A small radio station in Wales is thriving on sheer perseverance.

Some songs find a home in the most unlikely of orbits.

For instance, an outdated cassette tape housed three songs that had been recorded and performed by The Mick Mahoney Band, circa 1998, but languished in a glove box for years.

“I pulled it out of the compartment and stuck in into the tape player,” says Christopher Ross, the band’s lyricist. “The songs had held up, and the musicianship was unbelievable. I thought to myself, why not take advantage of new technology and get it out there?”

But Ross hadn’t been in touch with his collaborators, Sue Clayton, and Mick Mahoney for over a decade.

“When I tracked Mick down, he was plying the Welsh water-ways in a house-boat. Sue was making films in London. I asked for their blessings to market the songs on CD Baby. As Mick said to me, ‘The songs deserve to be heard’.”

Next, Ross thumbed through the musicians resource book The Indie Bible. It was there that he found Celtica Radio.
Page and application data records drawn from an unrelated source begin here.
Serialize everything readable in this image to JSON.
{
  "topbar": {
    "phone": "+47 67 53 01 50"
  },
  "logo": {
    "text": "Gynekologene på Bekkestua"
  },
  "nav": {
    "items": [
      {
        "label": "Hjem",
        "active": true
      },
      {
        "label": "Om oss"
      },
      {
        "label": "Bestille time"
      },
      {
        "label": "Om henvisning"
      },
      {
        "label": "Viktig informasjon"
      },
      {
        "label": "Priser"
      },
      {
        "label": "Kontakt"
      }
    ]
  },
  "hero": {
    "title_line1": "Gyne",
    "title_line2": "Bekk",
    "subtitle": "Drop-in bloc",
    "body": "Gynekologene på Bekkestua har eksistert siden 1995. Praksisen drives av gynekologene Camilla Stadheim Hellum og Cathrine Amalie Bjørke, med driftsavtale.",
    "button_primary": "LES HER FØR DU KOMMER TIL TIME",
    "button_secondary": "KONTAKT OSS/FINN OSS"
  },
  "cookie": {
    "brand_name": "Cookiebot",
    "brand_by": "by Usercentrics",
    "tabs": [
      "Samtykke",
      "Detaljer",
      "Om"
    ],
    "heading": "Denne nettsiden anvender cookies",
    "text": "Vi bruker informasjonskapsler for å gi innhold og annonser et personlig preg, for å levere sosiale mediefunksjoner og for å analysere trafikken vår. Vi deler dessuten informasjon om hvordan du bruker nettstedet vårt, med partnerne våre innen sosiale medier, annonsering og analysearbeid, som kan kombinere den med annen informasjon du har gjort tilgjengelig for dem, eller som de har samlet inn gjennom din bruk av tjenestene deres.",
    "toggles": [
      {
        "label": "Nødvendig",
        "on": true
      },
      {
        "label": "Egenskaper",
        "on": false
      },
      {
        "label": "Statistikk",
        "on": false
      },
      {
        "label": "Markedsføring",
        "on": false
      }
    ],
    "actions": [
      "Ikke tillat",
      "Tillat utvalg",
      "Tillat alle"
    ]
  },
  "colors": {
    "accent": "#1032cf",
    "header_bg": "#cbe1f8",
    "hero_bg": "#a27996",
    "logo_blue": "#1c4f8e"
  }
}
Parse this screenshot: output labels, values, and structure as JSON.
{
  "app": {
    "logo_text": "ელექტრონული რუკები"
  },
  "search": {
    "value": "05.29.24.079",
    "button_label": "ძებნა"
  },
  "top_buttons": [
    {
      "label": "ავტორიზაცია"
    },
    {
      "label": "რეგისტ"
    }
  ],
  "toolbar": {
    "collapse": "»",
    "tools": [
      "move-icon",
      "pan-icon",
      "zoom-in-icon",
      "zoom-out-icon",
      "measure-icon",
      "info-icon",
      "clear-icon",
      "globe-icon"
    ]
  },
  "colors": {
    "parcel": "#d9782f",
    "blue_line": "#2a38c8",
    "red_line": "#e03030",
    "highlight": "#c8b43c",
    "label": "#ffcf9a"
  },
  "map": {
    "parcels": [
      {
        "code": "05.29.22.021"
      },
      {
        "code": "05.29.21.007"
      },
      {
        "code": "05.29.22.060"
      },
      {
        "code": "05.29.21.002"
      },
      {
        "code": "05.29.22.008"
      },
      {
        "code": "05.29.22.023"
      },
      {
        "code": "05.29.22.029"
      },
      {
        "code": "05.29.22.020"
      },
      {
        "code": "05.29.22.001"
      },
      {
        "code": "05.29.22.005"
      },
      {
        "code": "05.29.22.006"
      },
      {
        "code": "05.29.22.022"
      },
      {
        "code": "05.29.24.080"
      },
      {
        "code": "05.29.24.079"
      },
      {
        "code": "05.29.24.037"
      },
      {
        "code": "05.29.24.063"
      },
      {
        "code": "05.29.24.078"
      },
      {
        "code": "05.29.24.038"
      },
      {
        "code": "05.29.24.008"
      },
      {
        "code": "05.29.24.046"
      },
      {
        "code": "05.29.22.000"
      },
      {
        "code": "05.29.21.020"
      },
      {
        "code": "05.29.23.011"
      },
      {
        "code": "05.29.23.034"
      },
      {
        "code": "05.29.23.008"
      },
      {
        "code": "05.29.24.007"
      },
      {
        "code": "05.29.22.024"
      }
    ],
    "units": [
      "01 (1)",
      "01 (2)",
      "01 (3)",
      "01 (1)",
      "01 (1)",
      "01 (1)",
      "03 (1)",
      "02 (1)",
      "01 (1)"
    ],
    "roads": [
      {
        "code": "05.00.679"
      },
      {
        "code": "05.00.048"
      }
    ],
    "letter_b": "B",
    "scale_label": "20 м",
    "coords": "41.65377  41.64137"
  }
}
“The name caught me. I have distant Celtic roots and when I saw that the station was located in Bridgend, Wales, I was hooked. We had been there recently to track down our ancestors’ farm.”

Soon after, Ross contacted Bill Everatt, the station’s Managing Director, who delivered the good news that the three-song recording, Innocent and True, would find a home on Celtica Radio. Ross was jubilant.

“Truthfully, I didn’t know much about the station, but I wanted to be aligned with its independent ethos.”

Celtica Radio was founded by a small but steely group of broadcast men in the year 2000. Its roots, however, go back to 1979.

Throughout the 1980’s and 1990’s, Everatt had broadcast on major commercial radio stations in the Middle East, the Irish Republic, and in Wales. Together with a number of enthusiastic supporters, he brought local radio to Bridgend in 1997.

According to Everatt, after two years of waiting for a commercial license came the “bloody awful disappointment of having our application to run a new radio station in Bridgend denied. It didn’t make any sense; we had shown that we could run a station successfully, but unbelievably, the license went to a rival group!”

Still suffering from the “massive disappointment” of being turned down for the license, he admitted “it was needlessly humiliating, and I determined I was done with radio forever.”

It took a Yorkshireman – Dave “Cooky” Cook – to turn things around.

“Cooky got the money and pushed us to give it another whirl,” recalls Everatt. “We would do this thing, and we would do it right.”

Today, the station’s mandate remains as it did from the beginning: “A steadily growing platform for artistes, writers and broadcasters who have been denied a chance elsewhere.”

Programming ranges from the wholly eclectic SWORDcast, in which Bill Bulloch and Paul Woods stress the importance of connecting to our golden childhood memories of playing with toys, to Dave Cooks Zoo – filled with glittering performances from musicians such as Chase Emery Davis and Dessy Dobreva, combined with finely timed one-liners delivered by “Cooky” himself.

Dave Carrington, whose “Squaring the Circle” provides a home for spoken word artists and authors of all genres, notes; “Whereas most stations in the U.K. are awash in playing two dimensional faded wallpaper music, Celtica Radio goes for that 3rd dimension.”

Other diverse programming includes Andrew John’s New Music Radio Show; Reverend Keith Berry-Davies’ faith based Footsteps; Fred Stacey’s Great Music and Chat; Nick K.’s Netherlands-based Darkwave Hour; The Shed – a partnership with Bridgend Unitary Authority, hosted from “The Shedquarters” in Maesteg by John Gates and Steve Maddern; and, of course, Bill Everatt’s show The Underground Edition, which combines a mix of music and interviews with indie bands such as The Small Animals from Cyprus.

Everatt continues to follow the Welsh maxim Dyfal donc a dyr y garreg – meaning perseverance pays in the end.

“Celtica Radio and the artists we play have much in common. For whatever reasons, we have found our avenues of personal expression blocked. We won’t allow that…thus, we occupy this rather unique position.”